Kashmir was a princely state ruled by a Hindu Maharaja but with a majority Muslim population. Pakistan and India wanted to annex Kashmir, and in October 1947, Pakistan sent troops to capture the region. The Maharaja of Kashmir appealed to India for help, and India sent in its troops to defend Kashmir. This resulted in the first Indo-Pakistani war, which ended in 1949 with a ceasefire agreement that divided Kashmir into two parts: the Indian-administered state of Jammu and Kashmir the Pakistani-administered territories of Azad Jammu and Kashmir and Gilgit-Baltistan.
Since then, Pakistan has advocated for the right of self-determination for the people of Kashmir, arguing that an UN-sponsored referendum should be held in the region to determine whether it should join India or Pakistan. On the other hand, India maintains that Kashmir is an integral part of India and that there is no need for a referendum.
The conflict between Pakistan and India over Kashmir has resulted in several wars and numerous skirmishes. The two countries have also engaged in a nuclear arms race, with both sides developing and testing nuclear weapons. The situation in Kashmir has also resulted in human rights abuses, with both sides being accused of committing atrocities against civilians.
In recent years, the situation in Kashmir has become increasingly volatile. In August 2019, the Indian government revoked the special status of Jammu and Kashmir, which had given the region a degree of autonomy. The move was widely criticized by Pakistan and other countries and human rights organizations, who argued that it would lead to further unrest and human rights abuses in the region. India has also increased its military presence in the region, which has led to tensions with Pakistan.

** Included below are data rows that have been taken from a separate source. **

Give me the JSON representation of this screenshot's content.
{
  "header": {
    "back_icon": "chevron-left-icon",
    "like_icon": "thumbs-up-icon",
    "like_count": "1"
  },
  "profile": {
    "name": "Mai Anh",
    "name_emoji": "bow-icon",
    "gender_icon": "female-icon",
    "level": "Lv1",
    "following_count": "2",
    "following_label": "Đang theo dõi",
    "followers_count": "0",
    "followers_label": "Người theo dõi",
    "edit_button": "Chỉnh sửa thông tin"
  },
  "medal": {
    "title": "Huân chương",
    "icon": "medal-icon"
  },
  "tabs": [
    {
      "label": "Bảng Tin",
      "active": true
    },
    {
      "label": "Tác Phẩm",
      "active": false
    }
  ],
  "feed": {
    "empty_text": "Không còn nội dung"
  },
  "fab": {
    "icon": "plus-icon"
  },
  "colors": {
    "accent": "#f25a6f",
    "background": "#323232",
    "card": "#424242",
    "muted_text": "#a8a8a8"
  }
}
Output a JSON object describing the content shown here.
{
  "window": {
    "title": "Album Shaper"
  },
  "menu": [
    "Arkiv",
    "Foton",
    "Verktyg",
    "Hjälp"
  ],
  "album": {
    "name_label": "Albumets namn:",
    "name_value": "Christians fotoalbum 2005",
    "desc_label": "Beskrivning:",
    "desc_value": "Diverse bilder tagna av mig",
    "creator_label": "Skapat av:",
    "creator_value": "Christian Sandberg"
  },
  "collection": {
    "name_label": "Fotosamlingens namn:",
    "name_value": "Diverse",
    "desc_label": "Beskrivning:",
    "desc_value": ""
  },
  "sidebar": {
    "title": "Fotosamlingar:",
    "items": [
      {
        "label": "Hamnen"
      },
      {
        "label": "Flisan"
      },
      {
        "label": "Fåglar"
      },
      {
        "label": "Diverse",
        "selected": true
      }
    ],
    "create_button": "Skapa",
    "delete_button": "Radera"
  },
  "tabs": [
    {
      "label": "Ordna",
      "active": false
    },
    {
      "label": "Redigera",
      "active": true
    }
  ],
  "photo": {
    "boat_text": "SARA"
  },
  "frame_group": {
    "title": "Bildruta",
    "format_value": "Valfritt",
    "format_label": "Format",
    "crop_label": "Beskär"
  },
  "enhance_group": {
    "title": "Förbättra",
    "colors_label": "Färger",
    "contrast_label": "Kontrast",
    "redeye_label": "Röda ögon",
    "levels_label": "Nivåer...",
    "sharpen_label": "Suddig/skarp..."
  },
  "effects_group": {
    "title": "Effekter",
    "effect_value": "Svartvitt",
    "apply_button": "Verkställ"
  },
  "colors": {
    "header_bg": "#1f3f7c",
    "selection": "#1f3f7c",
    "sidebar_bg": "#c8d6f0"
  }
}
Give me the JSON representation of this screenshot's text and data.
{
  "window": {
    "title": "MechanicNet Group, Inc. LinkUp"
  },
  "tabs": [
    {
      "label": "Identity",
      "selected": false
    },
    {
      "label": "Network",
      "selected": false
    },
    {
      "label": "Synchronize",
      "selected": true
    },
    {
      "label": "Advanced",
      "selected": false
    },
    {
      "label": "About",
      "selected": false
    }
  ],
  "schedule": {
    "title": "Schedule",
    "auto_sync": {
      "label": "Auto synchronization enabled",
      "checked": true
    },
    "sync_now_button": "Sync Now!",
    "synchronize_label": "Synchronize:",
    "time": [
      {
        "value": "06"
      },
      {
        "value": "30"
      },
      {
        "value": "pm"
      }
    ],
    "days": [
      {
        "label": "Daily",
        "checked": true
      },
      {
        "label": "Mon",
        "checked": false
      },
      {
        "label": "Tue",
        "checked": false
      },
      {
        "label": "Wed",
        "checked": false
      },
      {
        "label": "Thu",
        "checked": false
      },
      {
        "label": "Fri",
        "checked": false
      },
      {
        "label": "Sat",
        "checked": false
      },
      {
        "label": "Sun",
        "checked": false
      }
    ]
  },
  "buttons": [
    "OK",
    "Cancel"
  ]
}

In conclusion, the situation in Pakistan and Kashmir remains unresolved, with both sides continuing to claim sovereignty over the region. The conflict has resulted in several wars, numerous skirmishes, and human rights abuses. The international community has called for a peaceful resolution to the conflict, but a lasting solution has not been found. It is hoped that the two countries can come to a peaceful resolution that considers the needs and desires of the people of Kashmir.